LISTED RECORDS —
************

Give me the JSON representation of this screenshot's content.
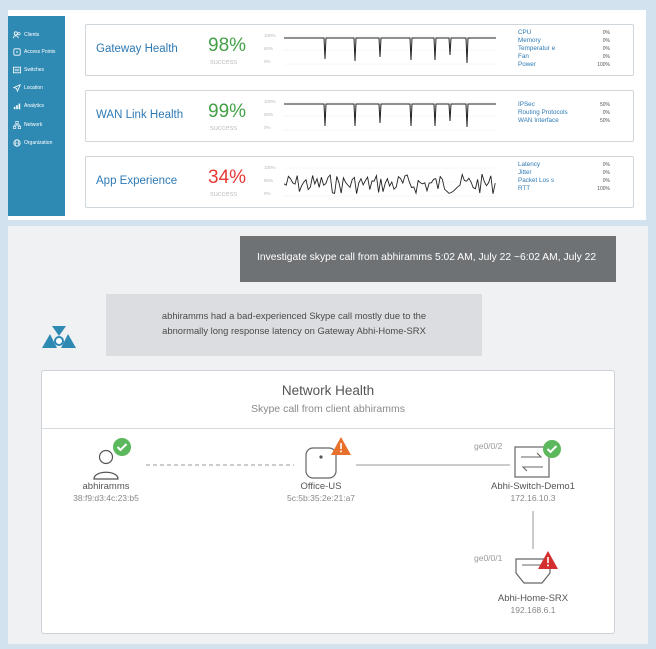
{
  "sidebar": {
    "items": [
      {
        "label": "Clients",
        "icon": "clients-icon"
      },
      {
        "label": "Access Points",
        "icon": "access-point-icon"
      },
      {
        "label": "Switches",
        "icon": "switch-icon"
      },
      {
        "label": "Location",
        "icon": "location-icon"
      },
      {
        "label": "Analytics",
        "icon": "analytics-icon"
      },
      {
        "label": "Network",
        "icon": "network-icon"
      },
      {
        "label": "Organization",
        "icon": "organization-icon"
      }
    ]
  },
  "health_cards": [
    {
      "title": "Gateway Health",
      "percent": "98%",
      "status": "good",
      "sub": "success",
      "yticks": [
        "100%",
        "50%",
        "0%"
      ],
      "metrics": [
        {
          "label": "CPU",
          "value": "0%"
        },
        {
          "label": "Memory",
          "value": "0%"
        },
        {
          "label": "Temperatur e",
          "value": "0%"
        },
        {
          "label": "Fan",
          "value": "0%"
        },
        {
          "label": "Power",
          "value": "100%"
        }
      ]
    },
    {
      "title": "WAN Link Health",
      "percent": "99%",
      "status": "good",
      "sub": "success",
      "yticks": [
        "100%",
        "50%",
        "0%"
      ],
      "metrics": [
        {
          "label": "IPSec",
          "value": "50%"
        },
        {
          "label": "Routing Protocols",
          "value": "0%"
        },
        {
          "label": "WAN Interface",
          "value": "50%"
        }
      ]
    },
    {
      "title": "App Experience",
      "percent": "34%",
      "status": "bad",
      "sub": "success",
      "yticks": [
        "100%",
        "50%",
        "0%"
      ],
      "metrics": [
        {
          "label": "Latency",
          "value": "0%"
        },
        {
          "label": "Jitter",
          "value": "0%"
        },
        {
          "label": "Packet Los s",
          "value": "0%"
        },
        {
          "label": "RTT",
          "value": "100%"
        }
      ]
    }
  ],
  "chat": {
    "user_message": "Investigate skype call from abhiramms 5:02 AM, July 22 ~6:02 AM, July 22",
    "bot_line1": "abhiramms had a bad-experienced Skype call mostly due to the",
    "bot_line2": "abnormally long response latency on Gateway Abhi-Home-SRX"
  },
  "network_health": {
    "title": "Network Health",
    "subtitle": "Skype call from client abhiramms",
    "client": {
      "name": "abhiramms",
      "mac": "38:f9:d3:4c:23:b5",
      "status": "ok"
    },
    "ap": {
      "name": "Office-US",
      "mac": "5c:5b:35:2e:21:a7",
      "status": "warning"
    },
    "switch": {
      "name": "Abhi-Switch-Demo1",
      "ip": "172.16.10.3",
      "port": "ge0/0/2",
      "status": "ok"
    },
    "gateway": {
      "name": "Abhi-Home-SRX",
      "ip": "192.168.6.1",
      "port": "ge0/0/1",
      "status": "error"
    }
  },
  "colors": {
    "ok": "#5cb85c",
    "warning": "#e8702a",
    "error": "#d32f2f",
    "accent": "#2e7ab5",
    "sidebar": "#2f8ab3"
  }
}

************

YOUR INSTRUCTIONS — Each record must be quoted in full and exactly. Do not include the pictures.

EXERCISE SOLUTION —
Give me the JSON representation of this screenshot's content.
{
  "sidebar": {
    "items": [
      {
        "label": "Clients",
        "icon": "clients-icon"
      },
      {
        "label": "Access Points",
        "icon": "access-point-icon"
      },
      {
        "label": "Switches",
        "icon": "switch-icon"
      },
      {
        "label": "Location",
        "icon": "location-icon"
      },
      {
        "label": "Analytics",
        "icon": "analytics-icon"
      },
      {
        "label": "Network",
        "icon": "network-icon"
      },
      {
        "label": "Organization",
        "icon": "organization-icon"
      }
    ]
  },
  "health_cards": [
    {
      "title": "Gateway Health",
      "percent": "98%",
      "status": "good",
      "sub": "success",
      "yticks": [
        "100%",
        "50%",
        "0%"
      ],
      "metrics": [
        {
          "label": "CPU",
          "value": "0%"
        },
        {
          "label": "Memory",
          "value": "0%"
        },
        {
          "label": "Temperatur e",
          "value": "0%"
        },
        {
          "label": "Fan",
          "value": "0%"
        },
        {
          "label": "Power",
          "value": "100%"
        }
      ]
    },
    {
      "title": "WAN Link Health",
      "percent": "99%",
      "status": "good",
      "sub": "success",
      "yticks": [
        "100%",
        "50%",
        "0%"
      ],
      "metrics": [
        {
          "label": "IPSec",
          "value": "50%"
        },
        {
          "label": "Routing Protocols",
          "value": "0%"
        },
        {
          "label": "WAN Interface",
          "value": "50%"
        }
      ]
    },
    {
      "title": "App Experience",
      "percent": "34%",
      "status": "bad",
      "sub": "success",
      "yticks": [
        "100%",
        "50%",
        "0%"
      ],
      "metrics": [
        {
          "label": "Latency",
          "value": "0%"
        },
        {
          "label": "Jitter",
          "value": "0%"
        },
        {
          "label": "Packet Los s",
          "value": "0%"
        },
        {
          "label": "RTT",
          "value": "100%"
        }
      ]
    }
  ],
  "chat": {
    "user_message": "Investigate skype call from abhiramms 5:02 AM, July 22 ~6:02 AM, July 22",
    "bot_line1": "abhiramms had a bad-experienced Skype call mostly due to the",
    "bot_line2": "abnormally long response latency on Gateway Abhi-Home-SRX"
  },
  "network_health": {
    "title": "Network Health",
    "subtitle": "Skype call from client abhiramms",
    "client": {
      "name": "abhiramms",
      "mac": "38:f9:d3:4c:23:b5",
      "status": "ok"
    },
    "ap": {
      "name": "Office-US",
      "mac": "5c:5b:35:2e:21:a7",
      "status": "warning"
    },
    "switch": {
      "name": "Abhi-Switch-Demo1",
      "ip": "172.16.10.3",
      "port": "ge0/0/2",
      "status": "ok"
    },
    "gateway": {
      "name": "Abhi-Home-SRX",
      "ip": "192.168.6.1",
      "port": "ge0/0/1",
      "status": "error"
    }
  },
  "colors": {
    "ok": "#5cb85c",
    "warning": "#e8702a",
    "error": "#d32f2f",
    "accent": "#2e7ab5",
    "sidebar": "#2f8ab3"
  }
}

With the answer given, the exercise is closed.